"He assured me that morale would remain high because people inside the agency understand the vitality of their mission," Bush said at a news conference with Italian Prime Minister Silvio Berlusconi during a visit to Rome.

It was not clear whether Bush soon will nominate Tenet's successor or steer clear during the presidential campaign, avoiding debate over intelligence failures in what could be a tough confirmation fight.

Bush has asked Tenet's deputy, John McLaughlin, to temporarily head the agency after Tenet leaves in mid-July. The president said McLaughlin "has my confidence but more importantly has the confidence of the people who work in the agency."

On Capitol Hill, there were questions about how much credibility McLaughlin will have, given that he played a significant role in intelligence analysis during the Iraq weapons miscalculations.

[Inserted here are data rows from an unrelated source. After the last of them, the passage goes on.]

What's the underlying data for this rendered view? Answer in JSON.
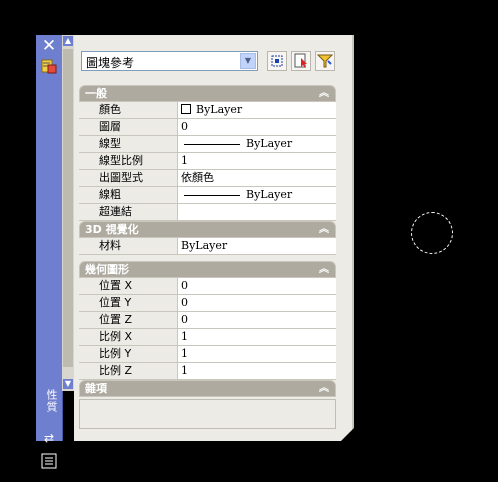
{
  "palette": {
    "title": "性質",
    "combo_value": "圖塊參考"
  },
  "sections": {
    "general": {
      "title": "一般",
      "rows": [
        {
          "key": "顏色",
          "value": "ByLayer"
        },
        {
          "key": "圖層",
          "value": "0"
        },
        {
          "key": "線型",
          "value": "ByLayer"
        },
        {
          "key": "線型比例",
          "value": "1"
        },
        {
          "key": "出圖型式",
          "value": "依顏色"
        },
        {
          "key": "線粗",
          "value": "ByLayer"
        },
        {
          "key": "超連結",
          "value": ""
        }
      ]
    },
    "visual3d": {
      "title": "3D 視覺化",
      "rows": [
        {
          "key": "材料",
          "value": "ByLayer"
        }
      ]
    },
    "geometry": {
      "title": "幾何圖形",
      "rows": [
        {
          "key": "位置 X",
          "value": "0"
        },
        {
          "key": "位置 Y",
          "value": "0"
        },
        {
          "key": "位置 Z",
          "value": "0"
        },
        {
          "key": "比例 X",
          "value": "1"
        },
        {
          "key": "比例 Y",
          "value": "1"
        },
        {
          "key": "比例 Z",
          "value": "1"
        }
      ]
    },
    "misc": {
      "title": "雜項"
    }
  },
  "colors": {
    "palette_strip": "#6f7fd0",
    "section_header": "#aeaaa0",
    "panel_bg": "#ecebe5"
  }
}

Some said it was Tenet and his strong personality who kept a check on the Pentagon, where most of the intelligence budget is spent and where some civilian leaders aggressively push their own intelligence views.

There also was the question of how McLaughin's relationship with Bush would play out. Would he continue the somewhat unusual trend established in the Bush administration of having the CIA director attend the president's regular morning briefings on intelligence?

McLaughlin in the past filled in for Tenet when Tenet was unavailable.

John Brennan, director of the federal Terrorist Threat Integration Center, said McLaughlin will provide continuity because he and Tenet worked closely together over the past several years.

Others said it may not ultimately matter who heads the agency temporarily because it is a huge, well-oiled operation that will continue to function regardless.

"The director is just one person on top," said Richard K. Betts, a former staffer at the National Security Council and the Senate Intelligence Committee who teaches political science at Columbia University. "And the problems that existed before September 11 are probably less than they were then."

Sanderson said the leadership changes may be "symbolic to our enemies and symbolic to the country at a time of uncertainty, strife," but may not have much practical effect.

Also reassuring, Betts said, is that "everyone ... will be so sensitized to not missing a warning, that the system will be doing about as well as it can no matter who's at the top."

"If any warning bubbles up," he said, "it probably won't be hard to get the attention of the White House."